Every line with the string "Windows" in it belongs in your answer, so copy them all from the data.

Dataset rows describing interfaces
▼

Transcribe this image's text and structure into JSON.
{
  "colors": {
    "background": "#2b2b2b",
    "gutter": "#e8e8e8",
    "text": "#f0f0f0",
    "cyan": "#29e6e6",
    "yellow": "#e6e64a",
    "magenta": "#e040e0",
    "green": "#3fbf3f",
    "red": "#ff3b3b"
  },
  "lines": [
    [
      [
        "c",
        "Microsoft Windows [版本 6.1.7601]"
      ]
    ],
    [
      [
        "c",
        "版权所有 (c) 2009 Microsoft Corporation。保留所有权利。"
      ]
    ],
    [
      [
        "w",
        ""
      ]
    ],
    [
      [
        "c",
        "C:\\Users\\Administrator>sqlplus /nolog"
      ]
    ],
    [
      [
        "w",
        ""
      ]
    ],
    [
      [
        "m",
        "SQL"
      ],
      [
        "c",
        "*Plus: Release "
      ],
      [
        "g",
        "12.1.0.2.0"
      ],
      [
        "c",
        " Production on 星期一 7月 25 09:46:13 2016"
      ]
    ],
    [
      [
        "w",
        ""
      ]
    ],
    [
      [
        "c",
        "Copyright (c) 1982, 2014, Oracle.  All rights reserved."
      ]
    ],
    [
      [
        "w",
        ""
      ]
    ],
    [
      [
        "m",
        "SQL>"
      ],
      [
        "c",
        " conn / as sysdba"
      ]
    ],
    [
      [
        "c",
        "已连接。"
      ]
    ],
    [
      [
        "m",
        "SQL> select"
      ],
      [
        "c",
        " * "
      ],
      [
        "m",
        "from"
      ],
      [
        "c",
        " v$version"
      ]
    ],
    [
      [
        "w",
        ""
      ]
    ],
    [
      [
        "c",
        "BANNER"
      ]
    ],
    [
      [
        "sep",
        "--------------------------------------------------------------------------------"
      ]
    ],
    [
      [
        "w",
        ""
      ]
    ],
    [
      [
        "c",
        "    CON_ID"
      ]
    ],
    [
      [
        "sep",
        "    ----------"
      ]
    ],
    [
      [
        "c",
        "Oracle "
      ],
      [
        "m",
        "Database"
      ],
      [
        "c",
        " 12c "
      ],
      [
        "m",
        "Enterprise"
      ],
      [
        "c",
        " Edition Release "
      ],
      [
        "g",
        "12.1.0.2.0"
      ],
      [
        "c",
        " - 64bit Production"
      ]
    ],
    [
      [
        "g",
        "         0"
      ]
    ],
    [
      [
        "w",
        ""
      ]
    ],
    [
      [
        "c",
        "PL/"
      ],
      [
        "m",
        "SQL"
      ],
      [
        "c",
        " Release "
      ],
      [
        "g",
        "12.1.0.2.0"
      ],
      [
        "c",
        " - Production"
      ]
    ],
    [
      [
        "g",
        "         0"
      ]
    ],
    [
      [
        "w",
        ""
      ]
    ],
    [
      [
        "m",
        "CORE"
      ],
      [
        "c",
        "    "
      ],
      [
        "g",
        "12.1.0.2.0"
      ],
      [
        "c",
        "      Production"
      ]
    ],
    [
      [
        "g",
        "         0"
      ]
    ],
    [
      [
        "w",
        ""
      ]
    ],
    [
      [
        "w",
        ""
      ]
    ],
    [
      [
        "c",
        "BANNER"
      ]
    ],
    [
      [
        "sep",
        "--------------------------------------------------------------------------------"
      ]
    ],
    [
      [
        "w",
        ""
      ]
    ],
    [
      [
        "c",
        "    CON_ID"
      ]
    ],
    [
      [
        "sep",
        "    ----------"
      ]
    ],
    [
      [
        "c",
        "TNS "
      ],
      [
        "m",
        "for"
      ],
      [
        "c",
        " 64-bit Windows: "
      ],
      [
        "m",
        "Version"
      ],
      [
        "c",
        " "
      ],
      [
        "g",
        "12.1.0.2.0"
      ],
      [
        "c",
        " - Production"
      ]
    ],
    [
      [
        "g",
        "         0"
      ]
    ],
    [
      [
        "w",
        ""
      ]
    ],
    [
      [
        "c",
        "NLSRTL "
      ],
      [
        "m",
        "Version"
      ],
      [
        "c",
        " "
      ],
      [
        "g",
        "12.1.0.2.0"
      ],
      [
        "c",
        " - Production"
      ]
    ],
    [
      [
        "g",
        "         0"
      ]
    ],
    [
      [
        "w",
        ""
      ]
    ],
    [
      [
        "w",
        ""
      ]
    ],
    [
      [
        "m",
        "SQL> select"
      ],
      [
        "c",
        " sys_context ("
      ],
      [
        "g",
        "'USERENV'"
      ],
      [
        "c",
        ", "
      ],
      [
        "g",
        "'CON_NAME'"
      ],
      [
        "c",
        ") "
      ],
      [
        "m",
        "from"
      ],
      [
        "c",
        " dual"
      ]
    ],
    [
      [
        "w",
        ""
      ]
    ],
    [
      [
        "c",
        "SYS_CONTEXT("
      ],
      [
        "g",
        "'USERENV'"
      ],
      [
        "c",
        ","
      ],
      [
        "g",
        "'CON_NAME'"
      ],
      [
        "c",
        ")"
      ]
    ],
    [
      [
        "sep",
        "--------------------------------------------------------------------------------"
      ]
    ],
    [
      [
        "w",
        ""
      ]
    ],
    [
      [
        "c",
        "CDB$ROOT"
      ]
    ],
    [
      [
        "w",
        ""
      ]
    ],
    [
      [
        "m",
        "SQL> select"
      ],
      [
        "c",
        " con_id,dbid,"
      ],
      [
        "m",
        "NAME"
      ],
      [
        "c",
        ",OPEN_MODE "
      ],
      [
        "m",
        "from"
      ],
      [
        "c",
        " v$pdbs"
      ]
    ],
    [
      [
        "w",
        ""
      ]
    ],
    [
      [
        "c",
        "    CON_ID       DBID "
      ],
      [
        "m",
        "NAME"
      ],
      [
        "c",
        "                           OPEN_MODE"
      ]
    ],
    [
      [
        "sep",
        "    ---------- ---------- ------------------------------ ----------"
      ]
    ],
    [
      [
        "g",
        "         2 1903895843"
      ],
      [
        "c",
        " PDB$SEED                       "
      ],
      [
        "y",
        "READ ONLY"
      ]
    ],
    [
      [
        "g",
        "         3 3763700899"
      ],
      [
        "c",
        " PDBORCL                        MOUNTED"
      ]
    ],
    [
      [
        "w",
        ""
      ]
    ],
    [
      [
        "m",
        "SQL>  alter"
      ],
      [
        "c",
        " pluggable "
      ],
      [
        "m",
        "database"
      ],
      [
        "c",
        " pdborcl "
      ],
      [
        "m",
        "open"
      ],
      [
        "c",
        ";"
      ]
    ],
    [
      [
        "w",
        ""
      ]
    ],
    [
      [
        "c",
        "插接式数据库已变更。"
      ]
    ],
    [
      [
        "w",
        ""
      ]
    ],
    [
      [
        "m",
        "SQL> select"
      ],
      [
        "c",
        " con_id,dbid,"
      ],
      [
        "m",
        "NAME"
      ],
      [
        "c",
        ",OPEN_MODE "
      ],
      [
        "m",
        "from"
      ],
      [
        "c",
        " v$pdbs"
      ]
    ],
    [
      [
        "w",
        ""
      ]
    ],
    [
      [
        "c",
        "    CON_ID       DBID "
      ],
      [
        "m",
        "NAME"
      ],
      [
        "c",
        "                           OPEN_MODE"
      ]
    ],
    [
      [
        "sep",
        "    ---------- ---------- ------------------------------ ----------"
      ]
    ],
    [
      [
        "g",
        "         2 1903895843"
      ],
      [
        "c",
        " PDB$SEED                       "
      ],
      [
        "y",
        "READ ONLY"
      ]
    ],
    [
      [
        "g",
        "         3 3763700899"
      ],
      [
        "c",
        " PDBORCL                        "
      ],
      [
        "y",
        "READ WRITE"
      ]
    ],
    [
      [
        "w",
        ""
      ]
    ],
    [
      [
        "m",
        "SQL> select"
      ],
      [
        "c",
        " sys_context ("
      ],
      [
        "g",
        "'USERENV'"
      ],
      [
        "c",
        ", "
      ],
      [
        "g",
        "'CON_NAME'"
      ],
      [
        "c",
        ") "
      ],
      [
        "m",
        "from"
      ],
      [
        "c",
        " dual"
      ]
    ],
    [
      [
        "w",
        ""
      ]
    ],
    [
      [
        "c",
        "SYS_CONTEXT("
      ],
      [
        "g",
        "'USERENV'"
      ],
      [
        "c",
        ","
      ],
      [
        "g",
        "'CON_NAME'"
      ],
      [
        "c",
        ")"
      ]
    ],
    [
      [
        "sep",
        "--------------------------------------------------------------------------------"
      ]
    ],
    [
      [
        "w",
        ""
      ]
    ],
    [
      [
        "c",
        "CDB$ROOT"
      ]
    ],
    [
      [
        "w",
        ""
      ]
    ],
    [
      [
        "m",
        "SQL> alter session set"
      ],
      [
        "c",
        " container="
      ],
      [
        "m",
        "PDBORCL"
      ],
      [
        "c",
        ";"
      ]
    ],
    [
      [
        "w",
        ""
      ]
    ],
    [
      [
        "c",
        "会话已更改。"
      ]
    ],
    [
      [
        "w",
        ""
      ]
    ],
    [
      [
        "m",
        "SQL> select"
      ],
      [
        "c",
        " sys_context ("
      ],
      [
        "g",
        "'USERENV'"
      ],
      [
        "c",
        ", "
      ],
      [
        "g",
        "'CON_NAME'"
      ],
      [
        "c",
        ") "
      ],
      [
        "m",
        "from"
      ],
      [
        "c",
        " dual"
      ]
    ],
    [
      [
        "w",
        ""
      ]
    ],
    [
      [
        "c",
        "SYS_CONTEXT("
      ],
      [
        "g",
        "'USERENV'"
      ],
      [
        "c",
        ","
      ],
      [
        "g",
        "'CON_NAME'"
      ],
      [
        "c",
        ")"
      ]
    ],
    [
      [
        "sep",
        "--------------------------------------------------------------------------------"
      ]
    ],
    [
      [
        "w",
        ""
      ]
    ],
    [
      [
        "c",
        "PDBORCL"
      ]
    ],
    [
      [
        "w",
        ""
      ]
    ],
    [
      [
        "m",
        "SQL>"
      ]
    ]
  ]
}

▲

> **Exercise answer**:
        "Microsoft Windows [版本 6.1.7601]"
        " 64-bit Windows: "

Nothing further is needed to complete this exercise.